**What is required:**
Check each line of the material, and show the ones that include the word "faculty".

##########

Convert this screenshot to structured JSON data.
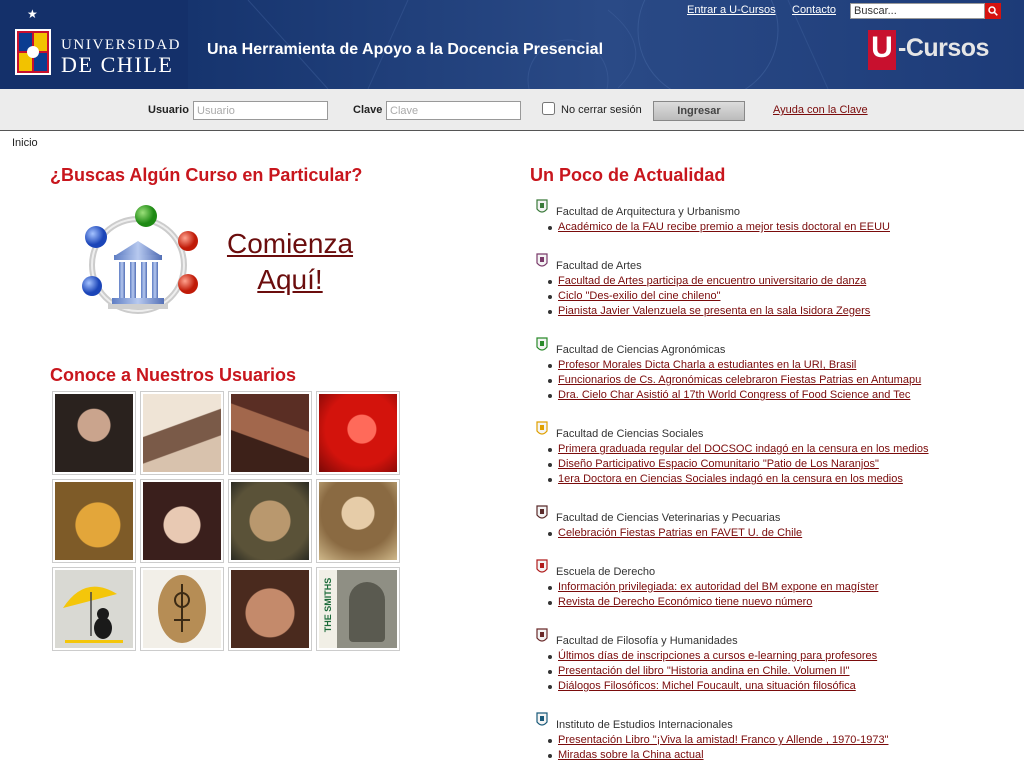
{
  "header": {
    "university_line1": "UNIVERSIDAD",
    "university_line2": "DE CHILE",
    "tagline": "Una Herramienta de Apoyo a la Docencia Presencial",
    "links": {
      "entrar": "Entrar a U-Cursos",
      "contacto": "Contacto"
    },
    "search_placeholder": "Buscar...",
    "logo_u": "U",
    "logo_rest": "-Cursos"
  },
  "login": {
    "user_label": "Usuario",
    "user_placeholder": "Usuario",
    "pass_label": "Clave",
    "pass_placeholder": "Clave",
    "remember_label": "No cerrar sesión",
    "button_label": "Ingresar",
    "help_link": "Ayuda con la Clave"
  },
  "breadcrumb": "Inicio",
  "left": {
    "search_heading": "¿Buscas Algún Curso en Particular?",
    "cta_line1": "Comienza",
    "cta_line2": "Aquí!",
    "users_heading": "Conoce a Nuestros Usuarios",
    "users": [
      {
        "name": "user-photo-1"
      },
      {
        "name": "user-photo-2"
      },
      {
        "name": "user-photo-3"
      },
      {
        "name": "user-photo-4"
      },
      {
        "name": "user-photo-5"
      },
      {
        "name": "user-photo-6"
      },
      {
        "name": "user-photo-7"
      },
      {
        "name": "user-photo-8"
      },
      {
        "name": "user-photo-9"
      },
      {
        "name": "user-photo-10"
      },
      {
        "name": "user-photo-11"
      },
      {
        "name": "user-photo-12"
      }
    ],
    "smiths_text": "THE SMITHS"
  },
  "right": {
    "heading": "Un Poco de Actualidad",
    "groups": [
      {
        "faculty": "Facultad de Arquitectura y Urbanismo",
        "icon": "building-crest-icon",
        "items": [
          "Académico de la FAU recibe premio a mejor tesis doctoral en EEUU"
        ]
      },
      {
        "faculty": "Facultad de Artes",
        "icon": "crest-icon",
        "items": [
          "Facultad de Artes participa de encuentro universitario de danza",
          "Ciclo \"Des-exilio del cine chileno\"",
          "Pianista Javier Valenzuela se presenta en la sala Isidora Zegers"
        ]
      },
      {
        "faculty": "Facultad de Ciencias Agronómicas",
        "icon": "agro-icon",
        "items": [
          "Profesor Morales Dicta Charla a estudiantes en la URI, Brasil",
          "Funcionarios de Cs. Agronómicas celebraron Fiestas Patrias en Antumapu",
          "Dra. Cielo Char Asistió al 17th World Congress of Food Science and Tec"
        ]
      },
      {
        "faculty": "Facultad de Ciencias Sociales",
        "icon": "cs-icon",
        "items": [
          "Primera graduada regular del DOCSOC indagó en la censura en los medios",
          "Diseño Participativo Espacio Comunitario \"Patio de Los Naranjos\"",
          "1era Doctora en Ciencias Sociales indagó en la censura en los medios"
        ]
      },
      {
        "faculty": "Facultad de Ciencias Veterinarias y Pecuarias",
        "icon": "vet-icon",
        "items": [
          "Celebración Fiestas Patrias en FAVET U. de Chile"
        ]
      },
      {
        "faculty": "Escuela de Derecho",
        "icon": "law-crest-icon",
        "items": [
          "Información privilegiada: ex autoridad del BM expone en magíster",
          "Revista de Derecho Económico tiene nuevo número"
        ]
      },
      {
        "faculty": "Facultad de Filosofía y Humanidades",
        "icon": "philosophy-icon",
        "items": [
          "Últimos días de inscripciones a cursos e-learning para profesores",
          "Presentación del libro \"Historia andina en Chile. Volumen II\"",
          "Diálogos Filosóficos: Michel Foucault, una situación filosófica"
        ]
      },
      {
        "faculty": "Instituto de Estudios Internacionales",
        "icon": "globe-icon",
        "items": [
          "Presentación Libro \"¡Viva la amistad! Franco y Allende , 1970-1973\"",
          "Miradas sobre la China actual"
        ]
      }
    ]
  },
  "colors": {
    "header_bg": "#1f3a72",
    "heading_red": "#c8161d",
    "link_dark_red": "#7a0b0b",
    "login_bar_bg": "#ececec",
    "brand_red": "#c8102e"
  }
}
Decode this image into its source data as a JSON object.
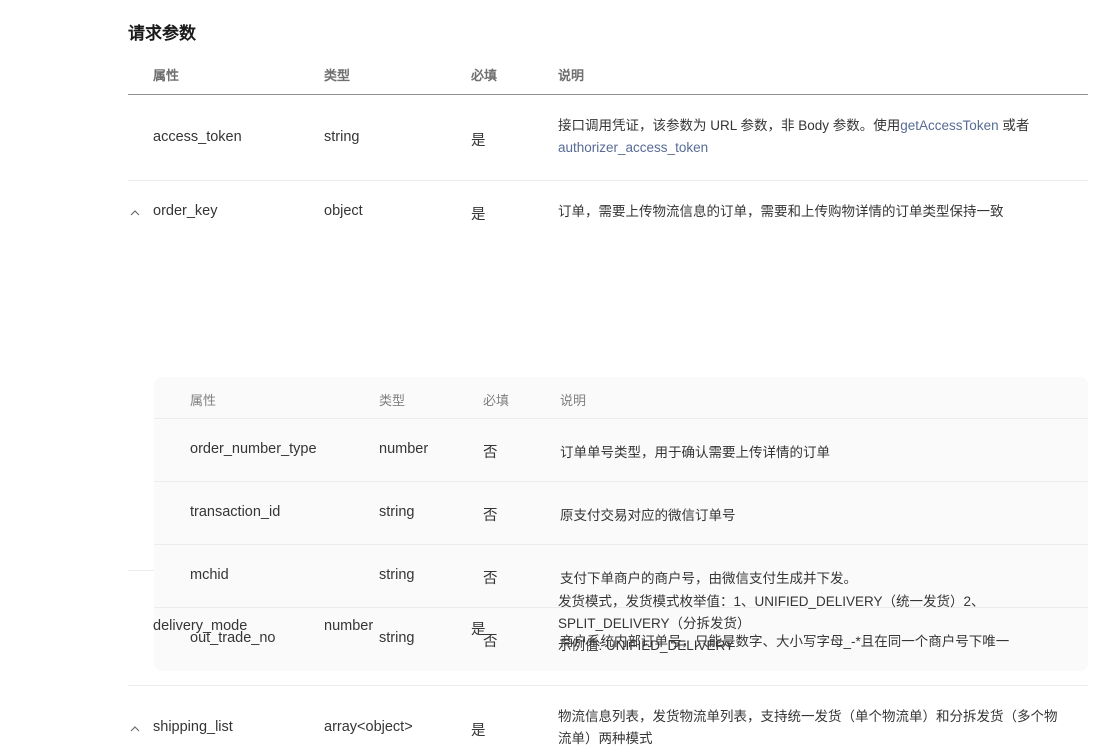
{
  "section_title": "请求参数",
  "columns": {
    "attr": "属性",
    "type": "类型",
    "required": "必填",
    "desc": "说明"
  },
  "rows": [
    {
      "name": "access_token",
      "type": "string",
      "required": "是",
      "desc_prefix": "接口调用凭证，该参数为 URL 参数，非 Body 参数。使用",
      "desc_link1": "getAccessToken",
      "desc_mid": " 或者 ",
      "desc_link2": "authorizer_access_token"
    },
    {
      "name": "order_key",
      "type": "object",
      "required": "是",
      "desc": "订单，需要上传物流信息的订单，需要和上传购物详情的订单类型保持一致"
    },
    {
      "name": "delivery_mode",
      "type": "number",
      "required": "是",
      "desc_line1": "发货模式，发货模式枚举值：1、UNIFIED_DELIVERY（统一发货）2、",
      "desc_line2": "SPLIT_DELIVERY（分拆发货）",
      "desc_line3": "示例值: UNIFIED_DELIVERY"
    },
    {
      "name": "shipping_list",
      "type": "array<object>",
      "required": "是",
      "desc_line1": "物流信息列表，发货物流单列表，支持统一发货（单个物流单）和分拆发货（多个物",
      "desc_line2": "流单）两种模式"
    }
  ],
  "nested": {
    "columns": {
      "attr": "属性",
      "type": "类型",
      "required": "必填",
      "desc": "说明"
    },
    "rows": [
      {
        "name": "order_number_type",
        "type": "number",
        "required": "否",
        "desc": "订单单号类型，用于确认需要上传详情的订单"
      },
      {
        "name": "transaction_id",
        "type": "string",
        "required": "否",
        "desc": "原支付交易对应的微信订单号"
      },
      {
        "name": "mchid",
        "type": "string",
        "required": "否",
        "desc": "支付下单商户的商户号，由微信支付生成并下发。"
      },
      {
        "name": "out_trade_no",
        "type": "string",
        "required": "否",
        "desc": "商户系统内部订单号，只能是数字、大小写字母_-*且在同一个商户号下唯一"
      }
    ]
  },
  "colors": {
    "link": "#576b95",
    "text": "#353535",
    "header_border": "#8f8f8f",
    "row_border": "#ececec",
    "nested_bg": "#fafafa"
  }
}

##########

**Answer below:**
        "faculty": "Facultad de Arquitectura y Urbanismo",
        "faculty": "Facultad de Artes",
        "faculty": "Facultad de Ciencias Agronómicas",
        "faculty": "Facultad de Ciencias Sociales",
        "faculty": "Facultad de Ciencias Veterinarias y Pecuarias",
        "faculty": "Escuela de Derecho",
        "faculty": "Facultad de Filosofía y Humanidades",
        "faculty": "Instituto de Estudios Internacionales",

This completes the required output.